Grey: A grey front door is often associated with intelligence and being dignified, but can come across as stand-offish, depending on the shade you choose.
What does a white door mean?
6. White: As you can probably imagine, a white door symbolizes purity, tradition, & freshness. It’s a color that represents things that are untouched and clean!
Do churches face a certain direction?
The orientation of Christian churches reflects the historically documented concepts that one should turn eastward to pray and the architectural and liturgical principle that temples and churches should be constructed facing east (often specified as equinoctial east).
What is front of church called?
nave, central and principal part of a Christian church, extending from the entrance (the narthex) to the transepts (transverse aisle crossing the nave in front of the sanctuary in a cruciform church) or, in the absence of transepts, to the chancel (area around the altar).
Why do churches have round windows?
They generally run along the top of the nave, or central approach to the altar, and provide abundant interior light in areas that would otherwise be very dim. Their sole function is to provide light, specifically ambient overhead light, and not to provide a view that might be distracting in a religious environment.

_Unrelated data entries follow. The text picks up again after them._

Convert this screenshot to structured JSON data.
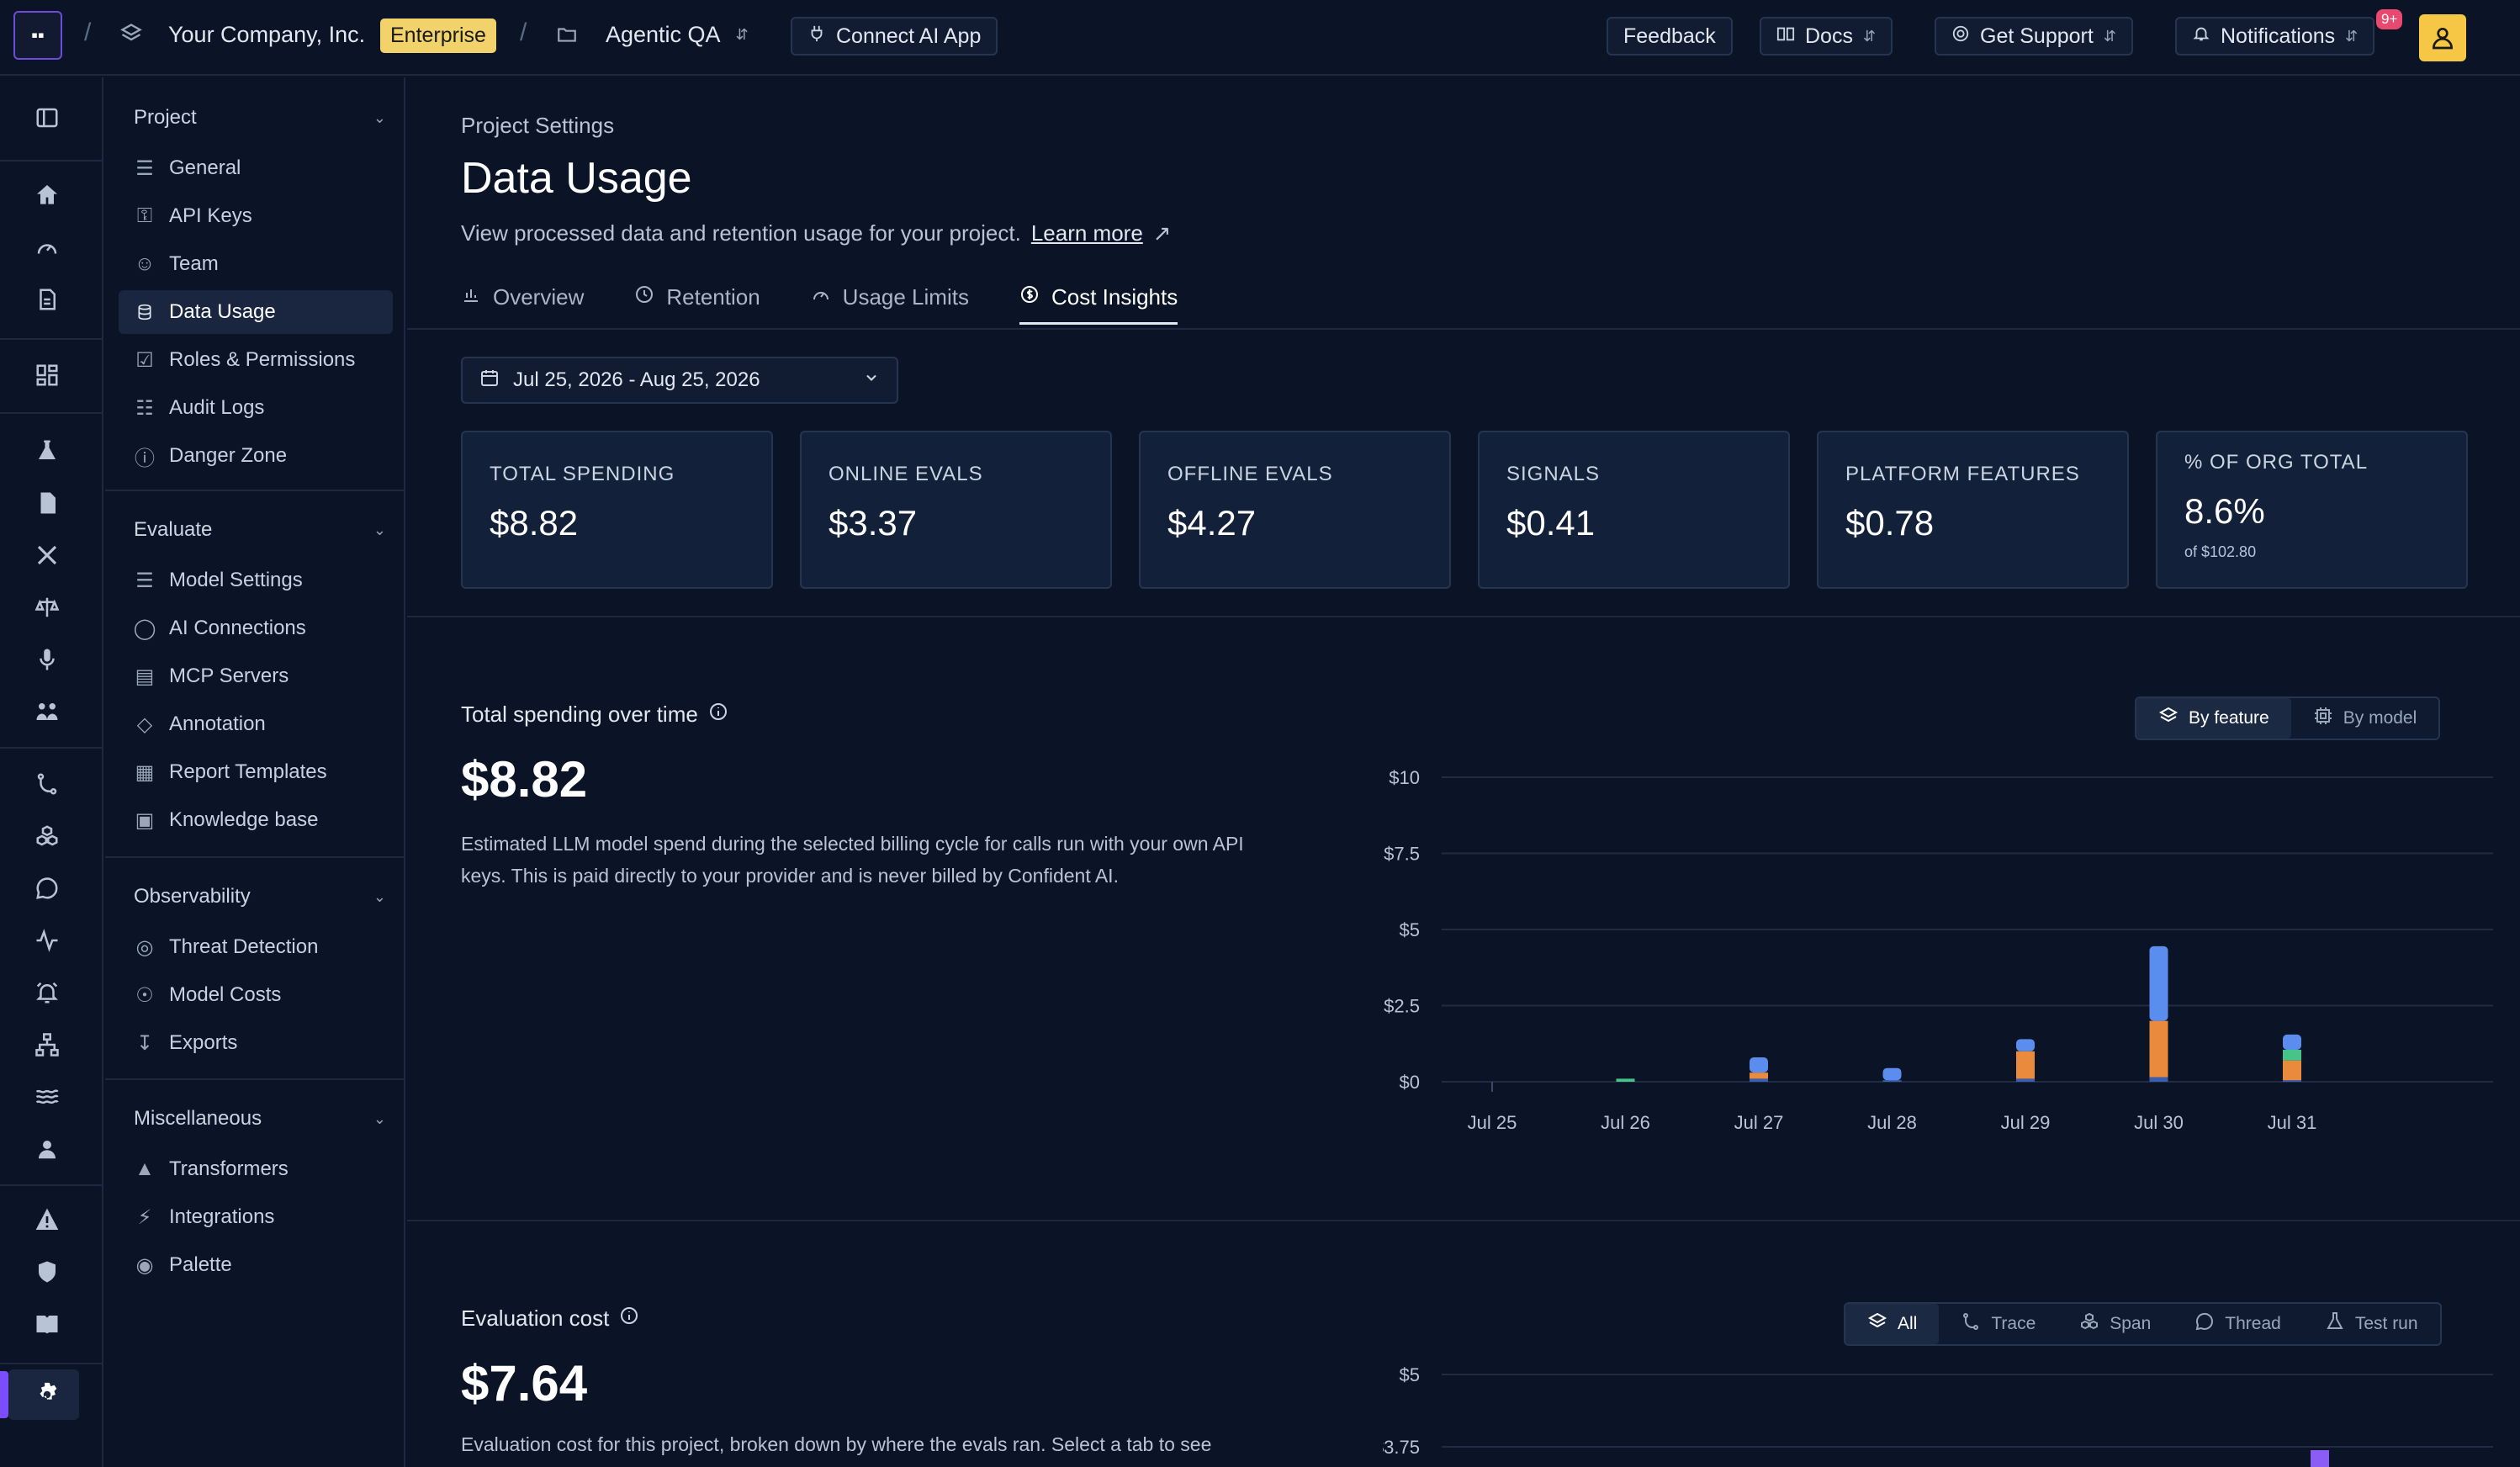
{
  "topbar": {
    "logo": "▪▪",
    "company": "Your Company, Inc.",
    "plan_badge": "Enterprise",
    "project": "Agentic QA",
    "connect_label": "Connect AI App",
    "feedback_label": "Feedback",
    "docs_label": "Docs",
    "support_label": "Get Support",
    "notifications_label": "Notifications",
    "notifications_badge": "9+"
  },
  "sidebar": {
    "groups": [
      {
        "title": "Project",
        "items": [
          "General",
          "API Keys",
          "Team",
          "Data Usage",
          "Roles & Permissions",
          "Audit Logs",
          "Danger Zone"
        ]
      },
      {
        "title": "Evaluate",
        "items": [
          "Model Settings",
          "AI Connections",
          "MCP Servers",
          "Annotation",
          "Report Templates",
          "Knowledge base"
        ]
      },
      {
        "title": "Observability",
        "items": [
          "Threat Detection",
          "Model Costs",
          "Exports"
        ]
      },
      {
        "title": "Miscellaneous",
        "items": [
          "Transformers",
          "Integrations",
          "Palette"
        ]
      }
    ],
    "active_item": "Data Usage"
  },
  "page": {
    "breadcrumb": "Project Settings",
    "title": "Data Usage",
    "description": "View processed data and retention usage for your project.",
    "learn_more": "Learn more",
    "tabs": [
      "Overview",
      "Retention",
      "Usage Limits",
      "Cost Insights"
    ],
    "active_tab": "Cost Insights",
    "date_range": "Jul 25, 2026 - Aug 25, 2026"
  },
  "cards": [
    {
      "label": "TOTAL SPENDING",
      "value": "$8.82"
    },
    {
      "label": "ONLINE EVALS",
      "value": "$3.37"
    },
    {
      "label": "OFFLINE EVALS",
      "value": "$4.27"
    },
    {
      "label": "SIGNALS",
      "value": "$0.41"
    },
    {
      "label": "PLATFORM FEATURES",
      "value": "$0.78"
    },
    {
      "label": "% OF ORG TOTAL",
      "value": "8.6%",
      "sub": "of $102.80"
    }
  ],
  "spending": {
    "title": "Total spending over time",
    "total": "$8.82",
    "description": "Estimated LLM model spend during the selected billing cycle for calls run with your own API keys. This is paid directly to your provider and is never billed by Confident AI.",
    "toggle": [
      "By feature",
      "By model"
    ],
    "toggle_active": "By feature"
  },
  "evaluation": {
    "title": "Evaluation cost",
    "total": "$7.64",
    "description": "Evaluation cost for this project, broken down by where the evals ran. Select a tab to see",
    "tabs": [
      "All",
      "Trace",
      "Span",
      "Thread",
      "Test run"
    ],
    "tab_active": "All"
  },
  "colors": {
    "accent": "#7c4dff",
    "blue": "#5b8def",
    "orange": "#e98a3c",
    "green": "#46c48a",
    "purple": "#8b5cf6"
  },
  "chart_data": [
    {
      "type": "bar",
      "stacked": true,
      "categories": [
        "Jul 25",
        "Jul 26",
        "Jul 27",
        "Jul 28",
        "Jul 29",
        "Jul 30",
        "Jul 31"
      ],
      "series": [
        {
          "color": "#3b5fb0",
          "values": [
            0,
            0,
            0.1,
            0.05,
            0.1,
            0.15,
            0.05
          ]
        },
        {
          "color": "#e98a3c",
          "values": [
            0,
            0,
            0.2,
            0,
            0.9,
            1.85,
            0.65
          ]
        },
        {
          "color": "#46c48a",
          "values": [
            0,
            0.1,
            0,
            0,
            0,
            0,
            0.35
          ]
        },
        {
          "color": "#5b8def",
          "values": [
            0,
            0,
            0.5,
            0.4,
            0.4,
            2.45,
            0.5
          ]
        }
      ],
      "yticks": [
        "$0",
        "$2.5",
        "$5",
        "$7.5",
        "$10"
      ],
      "ylim": [
        0,
        10
      ]
    },
    {
      "type": "bar",
      "stacked": true,
      "ytick_labels": [
        "$5",
        "$3.75"
      ],
      "ylim": [
        0,
        5
      ]
    }
  ]
}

Why do churches have pointed windows?
As opposed to the rounded arches commonly found in Romanesque buildings, Gothic structures are famous for their pointed arches that proved more adept at bearing weight. These pointed arches were not only used for practical reasons; they were symbolically significant in that they pointed towards heaven.
Why do church pews face each other?
With the establishment of cathedrals as the “chapels” for their resident religious community, the choir pews assumed their familiar chancel configuration, rows of pews facing each other across an aisle; this facilitated antiphonal chanting, but it also left a narrow viewing corridor for the congregation in the nave to …
What is the room behind the altar called?
sacristy, also called vestry, in architecture, room in a Christian church in which vestments and sacred objects used in the services are stored and in which the clergy and sometimes the altar boys and the choir members put on their robes.